## DATASET CONTENT
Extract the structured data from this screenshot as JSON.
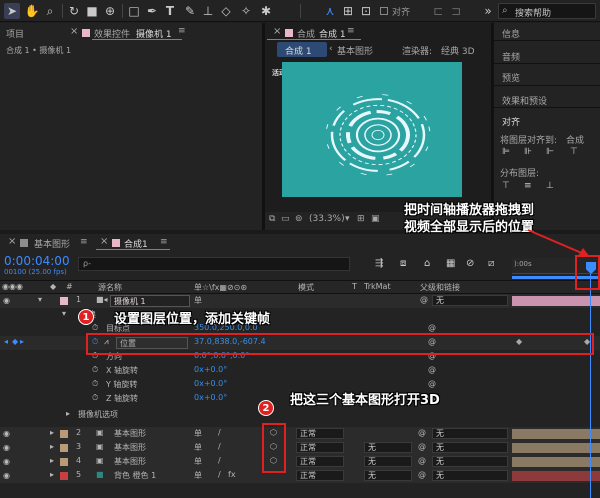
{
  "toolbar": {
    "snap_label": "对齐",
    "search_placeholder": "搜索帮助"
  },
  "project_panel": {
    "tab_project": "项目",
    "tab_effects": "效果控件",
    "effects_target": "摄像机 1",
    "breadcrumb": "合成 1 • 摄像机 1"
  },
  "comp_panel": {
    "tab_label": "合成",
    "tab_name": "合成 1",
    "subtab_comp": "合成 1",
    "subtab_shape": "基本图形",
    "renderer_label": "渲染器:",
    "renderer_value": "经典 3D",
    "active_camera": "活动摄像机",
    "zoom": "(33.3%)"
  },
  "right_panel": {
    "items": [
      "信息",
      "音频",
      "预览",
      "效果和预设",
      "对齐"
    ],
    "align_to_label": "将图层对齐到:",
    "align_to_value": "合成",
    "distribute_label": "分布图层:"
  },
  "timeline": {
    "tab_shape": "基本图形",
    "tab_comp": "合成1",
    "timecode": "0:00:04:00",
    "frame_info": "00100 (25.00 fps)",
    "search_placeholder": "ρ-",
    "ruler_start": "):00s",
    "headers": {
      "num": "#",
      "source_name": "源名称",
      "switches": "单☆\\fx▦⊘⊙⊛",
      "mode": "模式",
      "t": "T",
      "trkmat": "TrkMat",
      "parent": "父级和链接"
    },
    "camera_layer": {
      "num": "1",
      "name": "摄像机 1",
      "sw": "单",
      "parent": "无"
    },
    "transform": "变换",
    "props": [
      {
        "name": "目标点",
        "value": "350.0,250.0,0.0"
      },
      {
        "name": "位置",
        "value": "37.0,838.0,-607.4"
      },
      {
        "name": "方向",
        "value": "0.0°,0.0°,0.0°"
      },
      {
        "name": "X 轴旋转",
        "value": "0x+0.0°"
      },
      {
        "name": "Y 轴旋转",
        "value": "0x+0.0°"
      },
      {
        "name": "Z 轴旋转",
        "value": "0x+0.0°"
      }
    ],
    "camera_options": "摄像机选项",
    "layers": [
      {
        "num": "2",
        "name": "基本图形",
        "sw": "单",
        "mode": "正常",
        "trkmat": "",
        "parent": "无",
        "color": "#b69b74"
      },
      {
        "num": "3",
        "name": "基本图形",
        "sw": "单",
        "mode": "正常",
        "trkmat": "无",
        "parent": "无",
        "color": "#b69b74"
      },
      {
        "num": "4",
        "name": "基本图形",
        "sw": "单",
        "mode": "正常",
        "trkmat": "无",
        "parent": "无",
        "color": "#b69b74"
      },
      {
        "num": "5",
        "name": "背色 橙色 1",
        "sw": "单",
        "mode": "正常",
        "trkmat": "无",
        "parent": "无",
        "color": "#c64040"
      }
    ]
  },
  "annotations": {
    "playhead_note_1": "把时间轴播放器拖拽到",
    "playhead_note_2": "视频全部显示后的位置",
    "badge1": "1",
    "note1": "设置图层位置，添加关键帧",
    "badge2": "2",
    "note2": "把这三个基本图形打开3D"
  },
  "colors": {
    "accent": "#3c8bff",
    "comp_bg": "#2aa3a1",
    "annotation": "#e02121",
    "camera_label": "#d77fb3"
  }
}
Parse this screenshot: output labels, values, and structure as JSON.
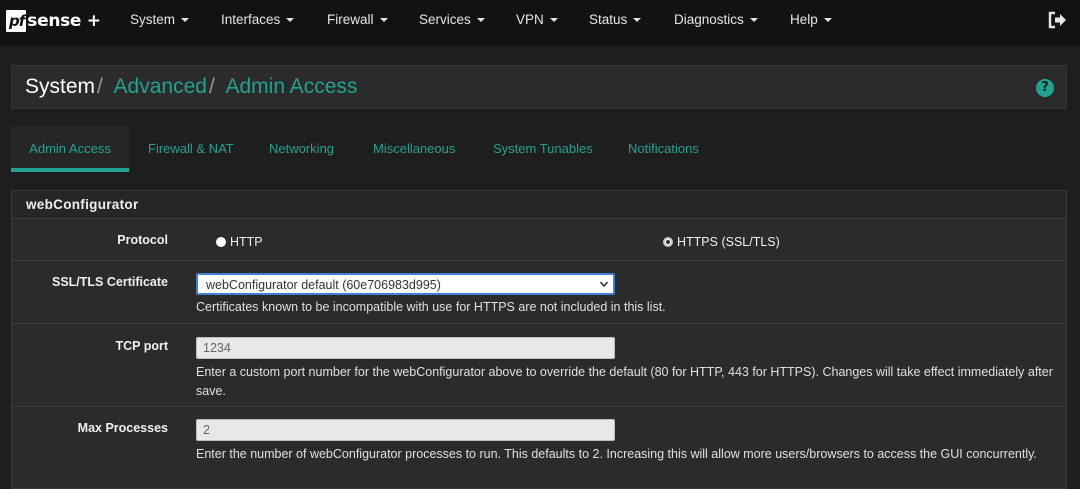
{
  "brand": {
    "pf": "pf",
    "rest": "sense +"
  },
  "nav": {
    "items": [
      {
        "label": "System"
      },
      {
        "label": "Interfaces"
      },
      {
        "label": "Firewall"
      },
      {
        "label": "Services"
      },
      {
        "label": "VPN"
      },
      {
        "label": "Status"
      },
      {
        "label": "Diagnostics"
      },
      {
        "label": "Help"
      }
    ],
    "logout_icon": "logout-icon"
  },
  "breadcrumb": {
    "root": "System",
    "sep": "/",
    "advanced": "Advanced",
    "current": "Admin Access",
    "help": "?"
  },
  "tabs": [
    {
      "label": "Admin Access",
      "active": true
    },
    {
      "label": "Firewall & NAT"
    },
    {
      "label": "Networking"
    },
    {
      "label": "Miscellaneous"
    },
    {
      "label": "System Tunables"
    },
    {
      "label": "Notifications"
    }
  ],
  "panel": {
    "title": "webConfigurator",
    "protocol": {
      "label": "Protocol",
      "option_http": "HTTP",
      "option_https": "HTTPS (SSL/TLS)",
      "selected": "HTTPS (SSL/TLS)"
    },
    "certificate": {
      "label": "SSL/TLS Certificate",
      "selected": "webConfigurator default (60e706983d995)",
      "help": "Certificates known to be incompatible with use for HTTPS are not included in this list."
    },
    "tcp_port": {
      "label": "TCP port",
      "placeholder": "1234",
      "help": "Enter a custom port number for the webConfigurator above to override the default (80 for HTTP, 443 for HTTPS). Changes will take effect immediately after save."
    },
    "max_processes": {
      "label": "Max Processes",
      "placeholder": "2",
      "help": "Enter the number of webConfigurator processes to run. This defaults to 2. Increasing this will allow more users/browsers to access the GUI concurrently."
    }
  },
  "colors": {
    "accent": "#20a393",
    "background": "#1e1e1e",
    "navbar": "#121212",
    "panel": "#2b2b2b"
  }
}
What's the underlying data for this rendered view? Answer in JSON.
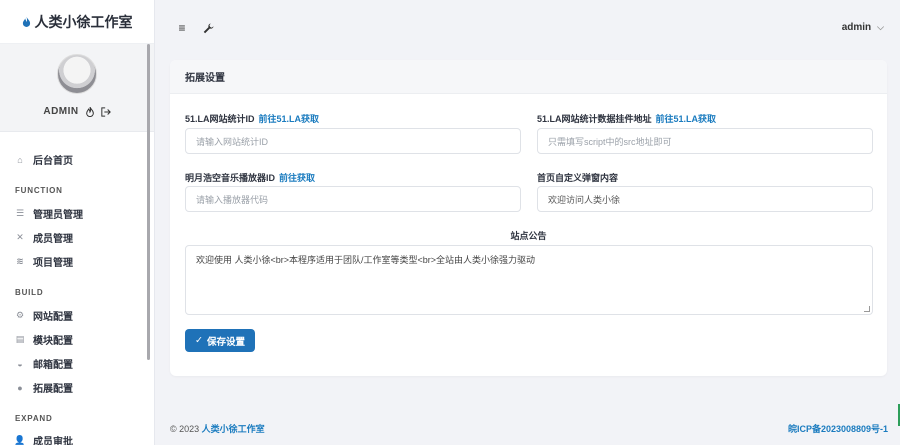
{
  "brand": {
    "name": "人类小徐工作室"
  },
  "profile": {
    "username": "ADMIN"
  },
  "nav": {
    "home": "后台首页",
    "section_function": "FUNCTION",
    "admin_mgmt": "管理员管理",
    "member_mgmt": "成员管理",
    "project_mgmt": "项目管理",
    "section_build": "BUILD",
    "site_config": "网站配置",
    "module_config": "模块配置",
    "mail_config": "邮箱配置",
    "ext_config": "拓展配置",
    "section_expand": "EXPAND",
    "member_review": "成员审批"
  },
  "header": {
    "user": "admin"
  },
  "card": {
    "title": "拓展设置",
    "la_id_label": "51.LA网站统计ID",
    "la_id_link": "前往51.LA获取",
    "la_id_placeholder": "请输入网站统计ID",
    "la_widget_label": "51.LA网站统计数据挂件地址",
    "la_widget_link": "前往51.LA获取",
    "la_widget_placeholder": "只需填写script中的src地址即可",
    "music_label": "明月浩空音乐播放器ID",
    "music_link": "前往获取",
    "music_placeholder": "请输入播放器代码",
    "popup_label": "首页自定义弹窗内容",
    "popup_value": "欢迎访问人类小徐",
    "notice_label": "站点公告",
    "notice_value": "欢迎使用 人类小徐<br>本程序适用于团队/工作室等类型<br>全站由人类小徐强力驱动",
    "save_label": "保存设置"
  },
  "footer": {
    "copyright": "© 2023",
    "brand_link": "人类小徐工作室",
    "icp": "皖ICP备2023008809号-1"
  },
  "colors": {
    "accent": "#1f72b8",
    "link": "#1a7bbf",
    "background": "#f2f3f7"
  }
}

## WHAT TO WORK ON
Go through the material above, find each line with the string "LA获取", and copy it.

## RESULT OF THIS TASK
    "la_id_link": "前往51.LA获取",
    "la_widget_link": "前往51.LA获取",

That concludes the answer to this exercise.